U.S. Classification345/174, 345/173, 178/18.05
International ClassificationG06F3/033, G06F3/045
Cooperative ClassificationG06F3/045
European ClassificationG06F3/045
Legal Events
DateCodeEventDescription
Mar 1, 2005FPExpired due to failure to pay maintenance fee
Effective date: 20041231
Jan 3, 2005LAPSLapse for failure to pay maintenance fees
Jul 21, 2004REMIMaintenance fee reminder mailed
Jun 19, 2000FPAYFee payment
Year of fee payment: 4
Nov 29, 1994ASAssignment
Owner name: SONY CORPORATION, JAPAN

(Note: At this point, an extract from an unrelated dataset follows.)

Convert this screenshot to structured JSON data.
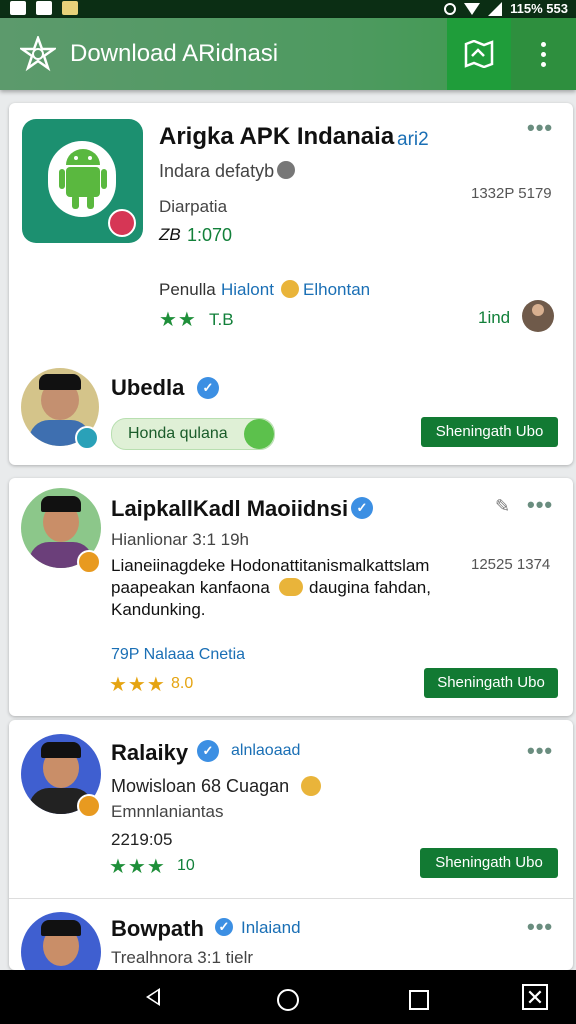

Free format text: ASSIGNMENT OF ASSIGNORS INTEREST;ASSIGNORS:TANAHASHI, MAKOTO;TAKENAKA, KAZUYASU;REEL/FRAME:007233/0786;SIGNING DATES FROM 19941118 TO 19941121